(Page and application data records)
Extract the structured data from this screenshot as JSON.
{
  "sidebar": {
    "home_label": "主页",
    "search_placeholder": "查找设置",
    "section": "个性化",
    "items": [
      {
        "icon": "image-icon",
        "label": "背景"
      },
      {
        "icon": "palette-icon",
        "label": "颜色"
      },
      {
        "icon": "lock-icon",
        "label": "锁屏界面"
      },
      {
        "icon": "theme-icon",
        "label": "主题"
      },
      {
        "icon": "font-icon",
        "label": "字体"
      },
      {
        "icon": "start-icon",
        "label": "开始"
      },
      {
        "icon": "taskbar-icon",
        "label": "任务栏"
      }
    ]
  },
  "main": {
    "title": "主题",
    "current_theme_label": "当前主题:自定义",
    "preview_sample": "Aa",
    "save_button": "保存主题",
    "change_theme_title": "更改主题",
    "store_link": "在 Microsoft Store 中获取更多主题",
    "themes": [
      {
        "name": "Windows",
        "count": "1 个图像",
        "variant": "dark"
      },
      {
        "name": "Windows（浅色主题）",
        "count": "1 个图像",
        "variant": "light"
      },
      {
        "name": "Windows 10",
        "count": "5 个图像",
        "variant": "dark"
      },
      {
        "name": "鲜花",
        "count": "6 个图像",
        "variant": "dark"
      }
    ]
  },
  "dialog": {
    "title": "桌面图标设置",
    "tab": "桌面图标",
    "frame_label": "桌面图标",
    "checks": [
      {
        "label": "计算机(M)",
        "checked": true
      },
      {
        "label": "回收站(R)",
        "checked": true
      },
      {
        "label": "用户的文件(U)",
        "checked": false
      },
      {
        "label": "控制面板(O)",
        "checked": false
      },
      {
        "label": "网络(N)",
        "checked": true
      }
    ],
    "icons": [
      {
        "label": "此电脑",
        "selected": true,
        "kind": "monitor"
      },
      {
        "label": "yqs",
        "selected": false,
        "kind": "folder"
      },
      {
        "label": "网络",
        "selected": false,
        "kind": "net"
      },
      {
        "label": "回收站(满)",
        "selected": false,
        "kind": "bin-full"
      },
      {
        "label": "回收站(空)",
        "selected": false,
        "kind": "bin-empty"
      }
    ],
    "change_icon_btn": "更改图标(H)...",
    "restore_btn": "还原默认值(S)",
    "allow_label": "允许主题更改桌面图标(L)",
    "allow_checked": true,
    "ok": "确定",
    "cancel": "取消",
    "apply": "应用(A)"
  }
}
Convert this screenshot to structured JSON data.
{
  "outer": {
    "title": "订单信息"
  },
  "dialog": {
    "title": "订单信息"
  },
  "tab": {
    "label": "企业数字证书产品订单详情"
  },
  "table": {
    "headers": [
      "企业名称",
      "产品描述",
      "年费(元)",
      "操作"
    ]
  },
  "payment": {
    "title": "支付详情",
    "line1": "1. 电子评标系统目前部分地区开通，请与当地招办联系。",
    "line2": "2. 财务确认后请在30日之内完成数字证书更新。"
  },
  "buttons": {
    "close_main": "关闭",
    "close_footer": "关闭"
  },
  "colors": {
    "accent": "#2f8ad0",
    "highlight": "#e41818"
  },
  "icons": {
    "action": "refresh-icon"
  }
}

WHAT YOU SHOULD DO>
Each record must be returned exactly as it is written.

ANSWER SECTION>
Extract the structured data from this screenshot as JSON.
{
  "sidebar": {
    "home_label": "主页",
    "search_placeholder": "查找设置",
    "section": "个性化",
    "items": [
      {
        "icon": "image-icon",
        "label": "背景"
      },
      {
        "icon": "palette-icon",
        "label": "颜色"
      },
      {
        "icon": "lock-icon",
        "label": "锁屏界面"
      },
      {
        "icon": "theme-icon",
        "label": "主题"
      },
      {
        "icon": "font-icon",
        "label": "字体"
      },
      {
        "icon": "start-icon",
        "label": "开始"
      },
      {
        "icon": "taskbar-icon",
        "label": "任务栏"
      }
    ]
  },
  "main": {
    "title": "主题",
    "current_theme_label": "当前主题:自定义",
    "preview_sample": "Aa",
    "save_button": "保存主题",
    "change_theme_title": "更改主题",
    "store_link": "在 Microsoft Store 中获取更多主题",
    "themes": [
      {
        "name": "Windows",
        "count": "1 个图像",
        "variant": "dark"
      },
      {
        "name": "Windows（浅色主题）",
        "count": "1 个图像",
        "variant": "light"
      },
      {
        "name": "Windows 10",
        "count": "5 个图像",
        "variant": "dark"
      },
      {
        "name": "鲜花",
        "count": "6 个图像",
        "variant": "dark"
      }
    ]
  },
  "dialog": {
    "title": "桌面图标设置",
    "tab": "桌面图标",
    "frame_label": "桌面图标",
    "checks": [
      {
        "label": "计算机(M)",
        "checked": true
      },
      {
        "label": "回收站(R)",
        "checked": true
      },
      {
        "label": "用户的文件(U)",
        "checked": false
      },
      {
        "label": "控制面板(O)",
        "checked": false
      },
      {
        "label": "网络(N)",
        "checked": true
      }
    ],
    "icons": [
      {
        "label": "此电脑",
        "selected": true,
        "kind": "monitor"
      },
      {
        "label": "yqs",
        "selected": false,
        "kind": "folder"
      },
      {
        "label": "网络",
        "selected": false,
        "kind": "net"
      },
      {
        "label": "回收站(满)",
        "selected": false,
        "kind": "bin-full"
      },
      {
        "label": "回收站(空)",
        "selected": false,
        "kind": "bin-empty"
      }
    ],
    "change_icon_btn": "更改图标(H)...",
    "restore_btn": "还原默认值(S)",
    "allow_label": "允许主题更改桌面图标(L)",
    "allow_checked": true,
    "ok": "确定",
    "cancel": "取消",
    "apply": "应用(A)"
  }
}
Convert this screenshot to structured JSON data.
{
  "outer": {
    "title": "订单信息"
  },
  "dialog": {
    "title": "订单信息"
  },
  "tab": {
    "label": "企业数字证书产品订单详情"
  },
  "table": {
    "headers": [
      "企业名称",
      "产品描述",
      "年费(元)",
      "操作"
    ]
  },
  "payment": {
    "title": "支付详情",
    "line1": "1. 电子评标系统目前部分地区开通，请与当地招办联系。",
    "line2": "2. 财务确认后请在30日之内完成数字证书更新。"
  },
  "buttons": {
    "close_main": "关闭",
    "close_footer": "关闭"
  },
  "colors": {
    "accent": "#2f8ad0",
    "highlight": "#e41818"
  },
  "icons": {
    "action": "refresh-icon"
  }
}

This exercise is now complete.